  • Heat-pipes: Five copper heat-pipes.
  • Fans: 120 mm.
  • Nominal fan speed: 1,600 rpm.
  • Fan air flow: Not informed.
  • Maximum power consumption: Not informed.
  • Nominal noise level: 22 dBA.
  • Weight: 1.46 lbs (635 g).
  • More information: https:
    //www.nexustek.nl
  • Average price in the US*: USD 70.00.

* Researched at Newegg.com on the day we published this review.

[nextpage title=”Conclusions”]

What can we say about a cooler that is expensive, has a poor cooling performance and can even damage your motherboard?

The only strong point on Nexus VCT-9000 is its looks, unique and nice. Actually, we could also say it has a very quiet fan, even at full speed. But there’s no advantage on a pretty and quiet cooler if it does not fulfill its primary function: to cool down the CPU.
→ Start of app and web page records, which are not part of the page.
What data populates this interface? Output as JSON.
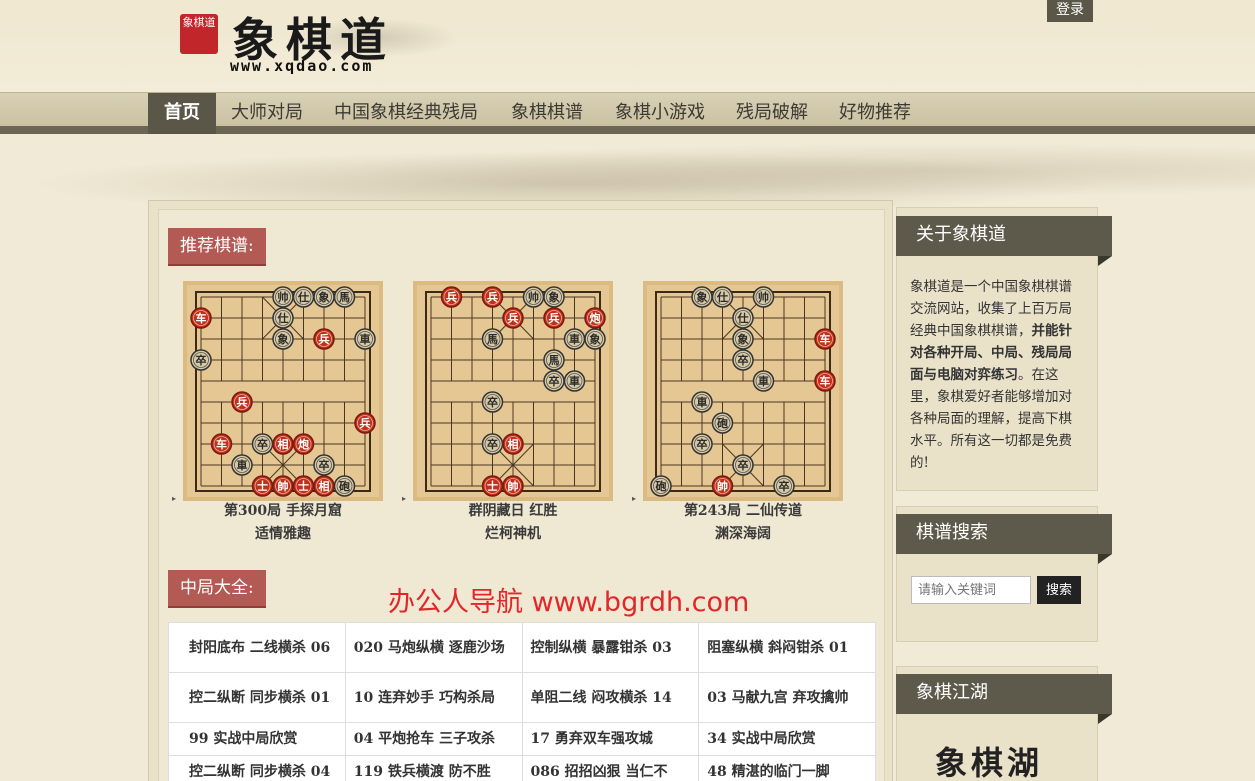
{
  "header": {
    "seal_text": "象棋道",
    "logo_title": "象棋道",
    "logo_url": "www.xqdao.com",
    "login_label": "登录"
  },
  "nav": {
    "items": [
      {
        "label": "首页",
        "active": true
      },
      {
        "label": "大师对局"
      },
      {
        "label": "中国象棋经典残局"
      },
      {
        "label": "象棋棋谱"
      },
      {
        "label": "象棋小游戏"
      },
      {
        "label": "残局破解"
      },
      {
        "label": "好物推荐"
      }
    ]
  },
  "recommended": {
    "title": "推荐棋谱:",
    "items": [
      {
        "line1": "第300局  手探月窟",
        "line2": "适情雅趣"
      },
      {
        "line1": "群阴藏日  红胜",
        "line2": "烂柯神机"
      },
      {
        "line1": "第243局  二仙传道",
        "line2": "渊深海阔"
      }
    ]
  },
  "midgame": {
    "title": "中局大全:",
    "rows": [
      [
        "封阳底布  二线横杀  06",
        "020  马炮纵横  逐鹿沙场",
        "控制纵横  暴露钳杀  03",
        "阻塞纵横  斜闷钳杀 01"
      ],
      [
        "控二纵断  同步横杀  01",
        "10  连弃妙手  巧构杀局",
        "单阻二线  闷攻横杀  14",
        "03  马献九宫  弃攻擒帅"
      ],
      [
        "99  实战中局欣赏",
        "04  平炮抢车  三子攻杀",
        "17  勇弃双车强攻城",
        "34  实战中局欣赏"
      ],
      [
        "控二纵断  同步横杀 04",
        "119  铁兵横渡  防不胜",
        "086  招招凶狠  当仁不",
        "48  精湛的临门一脚"
      ]
    ]
  },
  "watermark": "办公人导航 www.bgrdh.com",
  "sidebar": {
    "about": {
      "title": "关于象棋道",
      "text_a": "象棋道是一个中国象棋棋谱交流网站，收集了上百万局经典中国象棋棋谱，",
      "text_b": "并能针对各种开局、中局、残局局面与电脑对弈练习",
      "text_c": "。在这里，象棋爱好者能够增加对各种局面的理解，提高下棋水平。所有这一切都是免费的!"
    },
    "search": {
      "title": "棋谱搜索",
      "placeholder": "请输入关键词",
      "button": "搜索"
    },
    "jianghu": {
      "title": "象棋江湖",
      "logo_text": "象棋湖"
    }
  },
  "colors": {
    "nav_active": "#5a5648",
    "section_title_bg": "#b45a55",
    "board_bg": "#e5c793",
    "red_piece": "#c0301e",
    "black_piece": "#2a2a2a",
    "watermark": "#e3262a"
  },
  "boards": [
    {
      "pieces": [
        {
          "c": "b",
          "t": "帅",
          "x": 4,
          "y": 0
        },
        {
          "c": "b",
          "t": "仕",
          "x": 5,
          "y": 0
        },
        {
          "c": "b",
          "t": "象",
          "x": 6,
          "y": 0
        },
        {
          "c": "b",
          "t": "馬",
          "x": 7,
          "y": 0
        },
        {
          "c": "r",
          "t": "车",
          "x": 0,
          "y": 1
        },
        {
          "c": "b",
          "t": "仕",
          "x": 4,
          "y": 1
        },
        {
          "c": "b",
          "t": "象",
          "x": 4,
          "y": 2
        },
        {
          "c": "r",
          "t": "兵",
          "x": 6,
          "y": 2
        },
        {
          "c": "b",
          "t": "車",
          "x": 8,
          "y": 2
        },
        {
          "c": "b",
          "t": "卒",
          "x": 0,
          "y": 3
        },
        {
          "c": "r",
          "t": "兵",
          "x": 2,
          "y": 5
        },
        {
          "c": "r",
          "t": "兵",
          "x": 8,
          "y": 6
        },
        {
          "c": "r",
          "t": "车",
          "x": 1,
          "y": 7
        },
        {
          "c": "b",
          "t": "卒",
          "x": 3,
          "y": 7
        },
        {
          "c": "r",
          "t": "相",
          "x": 4,
          "y": 7
        },
        {
          "c": "r",
          "t": "炮",
          "x": 5,
          "y": 7
        },
        {
          "c": "b",
          "t": "車",
          "x": 2,
          "y": 8
        },
        {
          "c": "b",
          "t": "卒",
          "x": 6,
          "y": 8
        },
        {
          "c": "r",
          "t": "士",
          "x": 3,
          "y": 9
        },
        {
          "c": "r",
          "t": "帥",
          "x": 4,
          "y": 9
        },
        {
          "c": "r",
          "t": "士",
          "x": 5,
          "y": 9
        },
        {
          "c": "r",
          "t": "相",
          "x": 6,
          "y": 9
        },
        {
          "c": "b",
          "t": "砲",
          "x": 7,
          "y": 9
        }
      ]
    },
    {
      "pieces": [
        {
          "c": "r",
          "t": "兵",
          "x": 1,
          "y": 0
        },
        {
          "c": "r",
          "t": "兵",
          "x": 3,
          "y": 0
        },
        {
          "c": "b",
          "t": "帅",
          "x": 5,
          "y": 0
        },
        {
          "c": "b",
          "t": "象",
          "x": 6,
          "y": 0
        },
        {
          "c": "r",
          "t": "兵",
          "x": 4,
          "y": 1
        },
        {
          "c": "r",
          "t": "兵",
          "x": 6,
          "y": 1
        },
        {
          "c": "r",
          "t": "炮",
          "x": 8,
          "y": 1
        },
        {
          "c": "b",
          "t": "馬",
          "x": 3,
          "y": 2
        },
        {
          "c": "b",
          "t": "車",
          "x": 7,
          "y": 2
        },
        {
          "c": "b",
          "t": "象",
          "x": 8,
          "y": 2
        },
        {
          "c": "b",
          "t": "馬",
          "x": 6,
          "y": 3
        },
        {
          "c": "b",
          "t": "卒",
          "x": 6,
          "y": 4
        },
        {
          "c": "b",
          "t": "車",
          "x": 7,
          "y": 4
        },
        {
          "c": "b",
          "t": "卒",
          "x": 3,
          "y": 5
        },
        {
          "c": "b",
          "t": "卒",
          "x": 3,
          "y": 7
        },
        {
          "c": "r",
          "t": "相",
          "x": 4,
          "y": 7
        },
        {
          "c": "r",
          "t": "士",
          "x": 3,
          "y": 9
        },
        {
          "c": "r",
          "t": "帥",
          "x": 4,
          "y": 9
        }
      ]
    },
    {
      "pieces": [
        {
          "c": "b",
          "t": "象",
          "x": 2,
          "y": 0
        },
        {
          "c": "b",
          "t": "仕",
          "x": 3,
          "y": 0
        },
        {
          "c": "b",
          "t": "帅",
          "x": 5,
          "y": 0
        },
        {
          "c": "b",
          "t": "仕",
          "x": 4,
          "y": 1
        },
        {
          "c": "b",
          "t": "象",
          "x": 4,
          "y": 2
        },
        {
          "c": "r",
          "t": "车",
          "x": 8,
          "y": 2
        },
        {
          "c": "b",
          "t": "卒",
          "x": 4,
          "y": 3
        },
        {
          "c": "b",
          "t": "車",
          "x": 5,
          "y": 4
        },
        {
          "c": "r",
          "t": "车",
          "x": 8,
          "y": 4
        },
        {
          "c": "b",
          "t": "車",
          "x": 2,
          "y": 5
        },
        {
          "c": "b",
          "t": "砲",
          "x": 3,
          "y": 6
        },
        {
          "c": "b",
          "t": "卒",
          "x": 2,
          "y": 7
        },
        {
          "c": "b",
          "t": "卒",
          "x": 4,
          "y": 8
        },
        {
          "c": "b",
          "t": "砲",
          "x": 0,
          "y": 9
        },
        {
          "c": "r",
          "t": "帥",
          "x": 3,
          "y": 9
        },
        {
          "c": "b",
          "t": "卒",
          "x": 6,
          "y": 9
        }
      ]
    }
  ]
}
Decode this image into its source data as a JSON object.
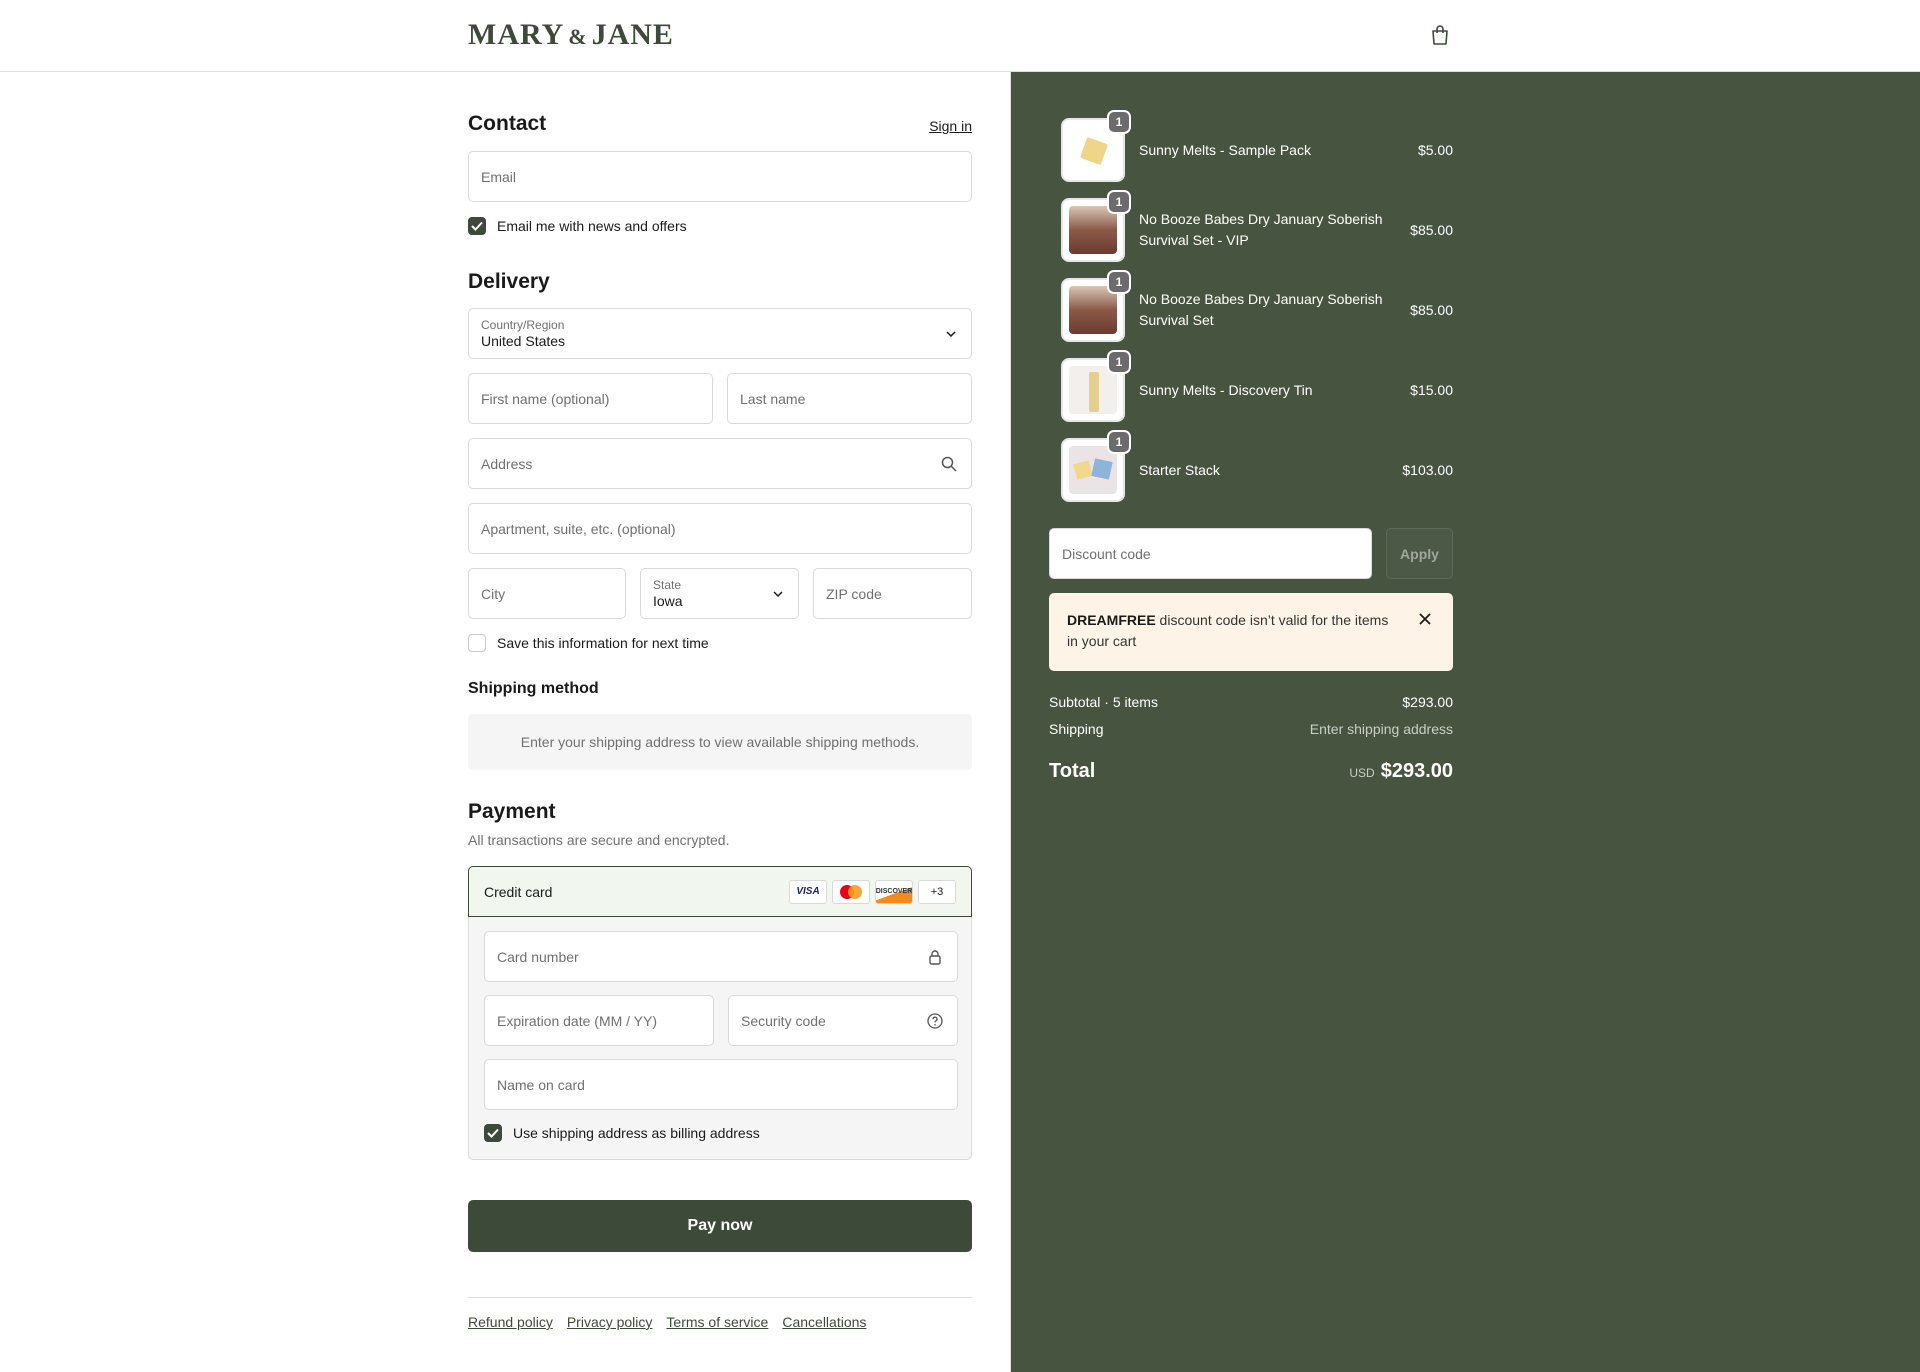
{
  "brand": {
    "name_left": "MARY",
    "amp": "&",
    "name_right": "JANE"
  },
  "contact": {
    "title": "Contact",
    "sign_in": "Sign in",
    "email_placeholder": "Email",
    "news_label": "Email me with news and offers"
  },
  "delivery": {
    "title": "Delivery",
    "country_label": "Country/Region",
    "country_value": "United States",
    "first_name_placeholder": "First name (optional)",
    "last_name_placeholder": "Last name",
    "address_placeholder": "Address",
    "apartment_placeholder": "Apartment, suite, etc. (optional)",
    "city_placeholder": "City",
    "state_label": "State",
    "state_value": "Iowa",
    "zip_placeholder": "ZIP code",
    "save_label": "Save this information for next time"
  },
  "shipping": {
    "title": "Shipping method",
    "message": "Enter your shipping address to view available shipping methods."
  },
  "payment": {
    "title": "Payment",
    "subtitle": "All transactions are secure and encrypted.",
    "method_label": "Credit card",
    "brands": [
      "VISA",
      "MC",
      "DISCOVER",
      "+3"
    ],
    "card_number_placeholder": "Card number",
    "expiration_placeholder": "Expiration date (MM / YY)",
    "security_placeholder": "Security code",
    "name_placeholder": "Name on card",
    "billing_label": "Use shipping address as billing address",
    "pay_button": "Pay now"
  },
  "footer": {
    "links": [
      "Refund policy",
      "Privacy policy",
      "Terms of service",
      "Cancellations"
    ]
  },
  "cart": {
    "items": [
      {
        "name": "Sunny Melts - Sample Pack",
        "price": "$5.00",
        "qty": "1"
      },
      {
        "name": "No Booze Babes Dry January Soberish Survival Set - VIP",
        "price": "$85.00",
        "qty": "1"
      },
      {
        "name": "No Booze Babes Dry January Soberish Survival Set",
        "price": "$85.00",
        "qty": "1"
      },
      {
        "name": "Sunny Melts - Discovery Tin",
        "price": "$15.00",
        "qty": "1"
      },
      {
        "name": "Starter Stack",
        "price": "$103.00",
        "qty": "1"
      }
    ],
    "discount_placeholder": "Discount code",
    "apply_label": "Apply",
    "notice_code": "DREAMFREE",
    "notice_text": " discount code isn’t valid for the items in your cart",
    "subtotal_label": "Subtotal · 5 items",
    "subtotal_value": "$293.00",
    "shipping_label": "Shipping",
    "shipping_value": "Enter shipping address",
    "total_label": "Total",
    "currency": "USD",
    "total_value": "$293.00"
  },
  "colors": {
    "brand_green": "#3d4a39",
    "summary_bg": "#475440",
    "notice_bg": "#fdf4e7"
  }
}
Besides that, its holding system needs to be completely redesigned by the manufacturer. The heatpipes that come out of the base should turn upwards near the base, which is not the case. So, they touch (and force) the motherboard capacitors and, in our case, avoided a good contact between the base of the cooler and the CPU, and even smashed those capacitors. We were lucky of not losing our motherboard.

So, we have just one thing to say about Nexus VCT-9000 CPU cooler: avoid it.